Sota Sæter marks the start of the 350 km hiking route DNT MASSIV, a collection of already existing trails now promoted as a long-distance trail by the DNT. I followed the DNT MASSIV for the entire length from Sota Sæter down to Haukeliseter, starting out arriving at Sota Sæter in the middle of a wedding, where I was most kindly offered some wedding cake.
First of all, Breheimen is a very tough area to walk in, significantly tougher than Jotunheimen, one big valley away, and the toughest, but also arguably the most spectacular area since the Narvik mountains. Carved by retreating glaciers thousands of years ago and with Jostedalsbreen (biggest glacier on the European mainland) just on the other side of a deep valley.

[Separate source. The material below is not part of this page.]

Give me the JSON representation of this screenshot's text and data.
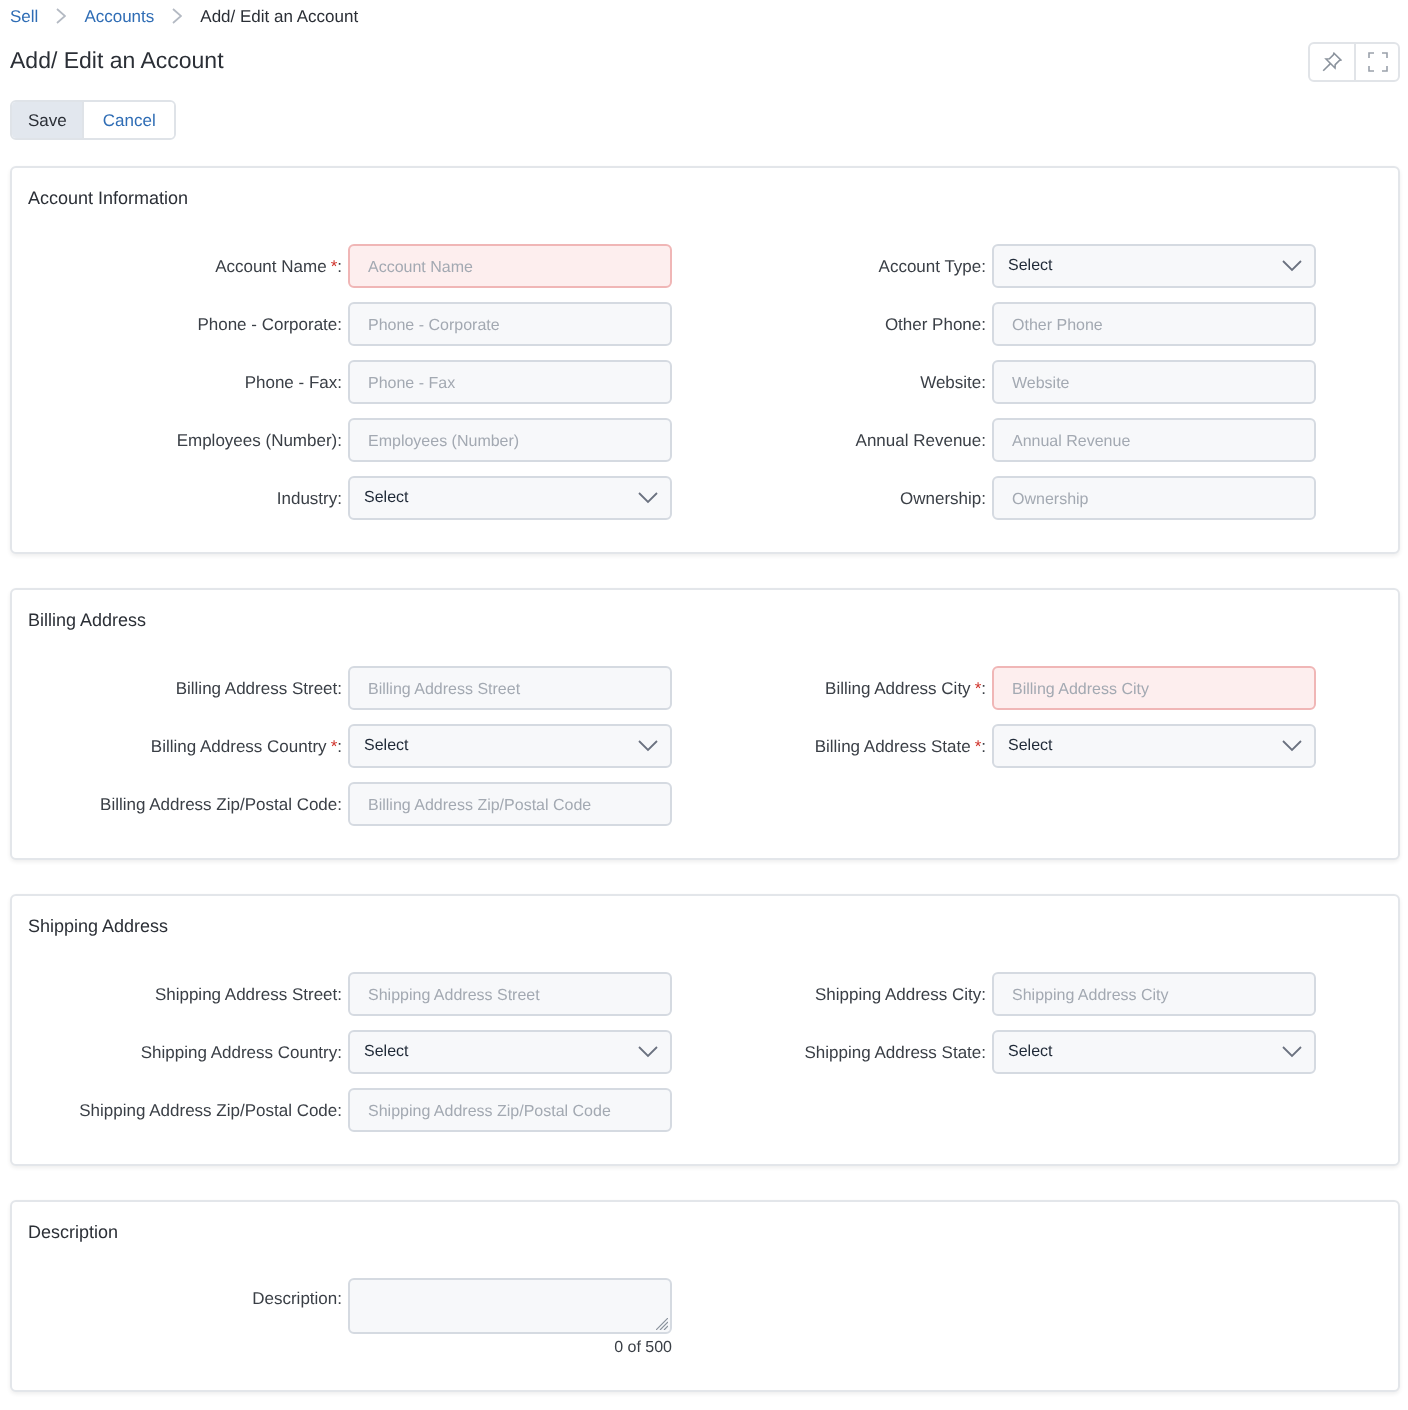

The ever undulating valleys are connected via snow-field covered passes, steep moraine slopes and plenty of stones, also of the boulder-sized, jumping kind slowing movement down to around 1 km per hour. For me, at least that is: At one point I was passed by three gentlemen, presumably in their 60s, moving with three times the speed of me. I met them twice, first while they overtook me on their way up a mountain a side and again when they came down that same side, me still on my way up..
The terrain was sufficiently challenging that one night, despite being only 850 m from Sprongdalshytta with the cabin in clear view, I still decided to camp on the spot, due to the impending darkness in a very bouldery land shape too risky to walk in the dark, except in an emergency. The arguably hardest ascent of Norge på Langs was also to be found here: Short, but incredibly steep and muddy, right after Arentzbu on the way towards Nørdstedalseter. If more people walked here the trail would simply be eroded away. A bit further on, a quite nasty bridge had to be passed as well, the worst since Cunojávri. To exit the bridge, I had to throw down my backpack and jump down on it.

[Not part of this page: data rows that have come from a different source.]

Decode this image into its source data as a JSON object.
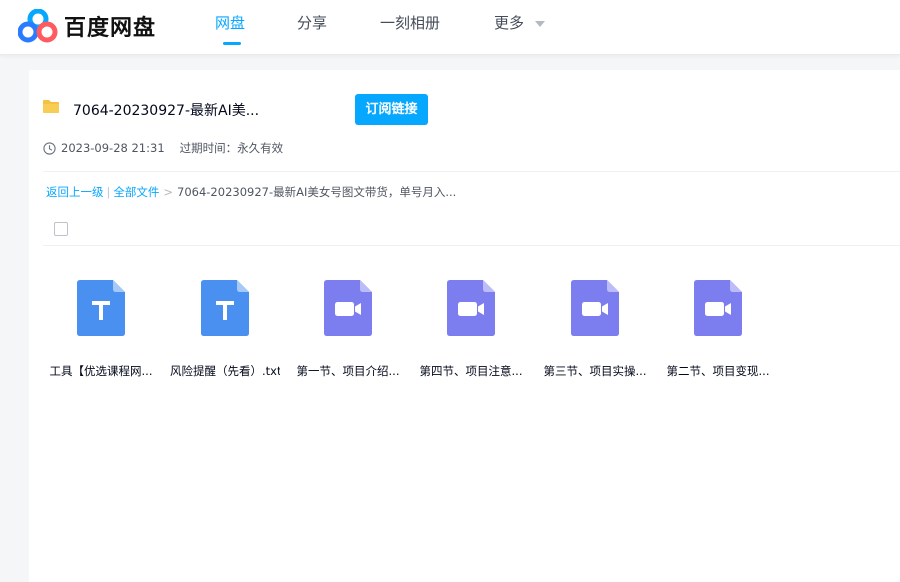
{
  "header": {
    "logo_text": "百度网盘",
    "nav": [
      {
        "label": "网盘",
        "active": true
      },
      {
        "label": "分享",
        "active": false
      },
      {
        "label": "一刻相册",
        "active": false
      },
      {
        "label": "更多",
        "active": false
      }
    ]
  },
  "share": {
    "title": "7064-20230927-最新AI美...",
    "subscribe_label": "订阅链接",
    "date": "2023-09-28 21:31",
    "expire": "过期时间：永久有效"
  },
  "breadcrumb": {
    "back": "返回上一级",
    "sep": "|",
    "all_files": "全部文件",
    "gt": ">",
    "current": "7064-20230927-最新AI美女号图文带货，单号月入..."
  },
  "files": [
    {
      "name": "工具【优选课程网...",
      "type": "txt-icon"
    },
    {
      "name": "风险提醒（先看）.txt",
      "type": "txt-icon"
    },
    {
      "name": "第一节、项目介绍...",
      "type": "video-icon"
    },
    {
      "name": "第四节、项目注意...",
      "type": "video-icon"
    },
    {
      "name": "第三节、项目实操...",
      "type": "video-icon"
    },
    {
      "name": "第二节、项目变现...",
      "type": "video-icon"
    }
  ],
  "colors": {
    "accent": "#06a7ff",
    "txt_icon": "#4a90f0",
    "video_icon": "#7c7ef0",
    "folder": "#f5c142"
  }
}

At this time of the year, I could have crossed the glacial river on foot. However, the staff at Nørdstedalseter cabin told of hikers having turned around at that bridge earlier in the summer, as waters were too high to cross the glacial river and they could not get onto the bridge. Apparently a stone was missing, they said. Anyway, upon their request I mailed them pictures of the bridge and they would then contact DNT about the issue.
The section Sota Sæter-Sprongdalshytta-Arentzbu-Nørdstedalseter was the toughest section since Knivskjellodden, where I furthermore managed to pick the wrong trail descending towards Nørdstedalseter: Trails made by sheep and trails made by humans look surprisingly alike. But more than 50 meters without a T-sign in this area should make you suspicious and often the sheep trail turn into vertical rock climbing.

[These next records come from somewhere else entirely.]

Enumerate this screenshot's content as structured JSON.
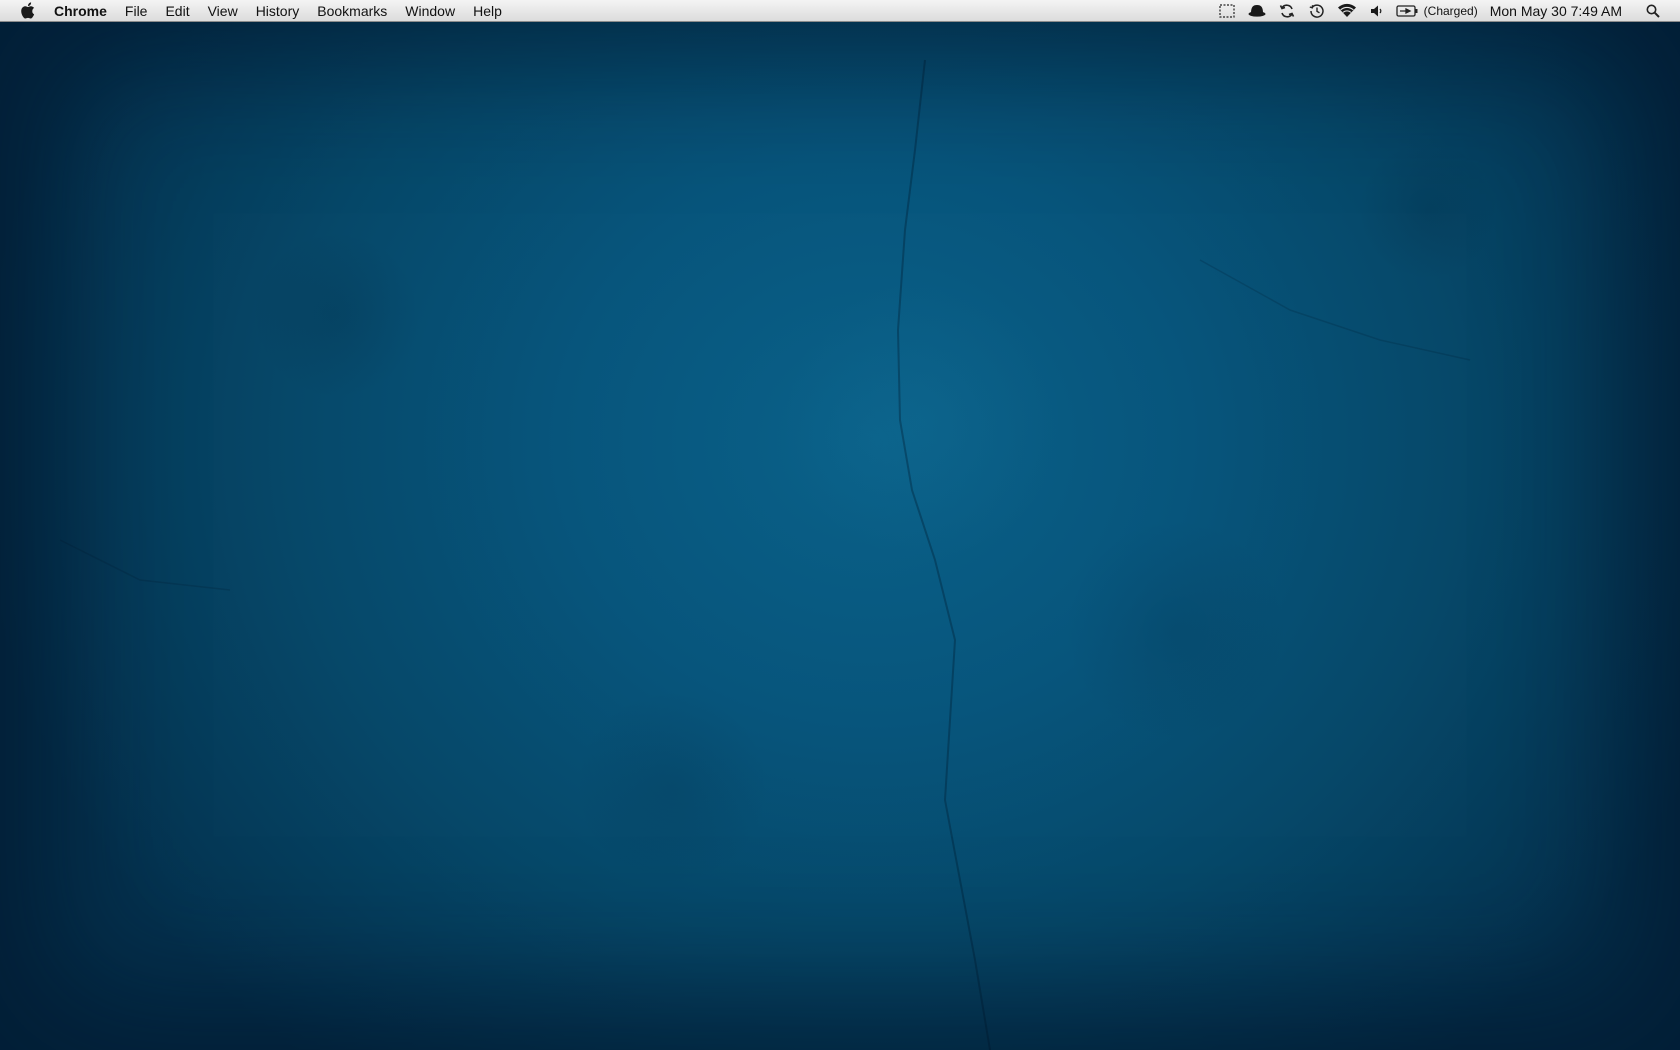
{
  "menubar": {
    "apple_icon": "apple-logo-icon",
    "app_name": "Chrome",
    "menus": [
      "File",
      "Edit",
      "View",
      "History",
      "Bookmarks",
      "Window",
      "Help"
    ],
    "status_icons": [
      "screen-capture-icon",
      "growl-icon",
      "sync-icon",
      "time-machine-icon",
      "wifi-icon",
      "volume-icon",
      "battery-icon"
    ],
    "battery_status": "(Charged)",
    "clock": "Mon May 30  7:49 AM",
    "spotlight_icon": "spotlight-search-icon"
  },
  "desktop": {
    "wallpaper_color": "#07557c"
  }
}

In summary, Breheimen is a tough, tough, but also extremely spectacular and very underrated area. I had days of clear skies and optimal conditions in the beginning of September, and I was all alone on the trail, only crossing two people on this section. However entering Breheimen also means entering the area with easy resupply options via self-supplied DNT cabins, which will last until the mountains end, eliminating the need to carry more than food for 2-3 days at a time
Lesson learnt #9: In September with the beginning of sub-zero temperatures, the snowfields get incredibly icy and, at times, impossible to ascend. I met two guys carrying both crampons and ice axes and initially thought that a bit excessive. However, they were on the right track. Next time I´ll bring microspikes at least.
Dream trip #7: a) Exploring the area around Slæom, possibly with packraft. b) Walking the direct route between Nørdstedalseter and Sognefjellshytta passing the infamous stony area around Illvatnet. c) Walking on the edge of Breheimen including the area around the Fast DNT cabin.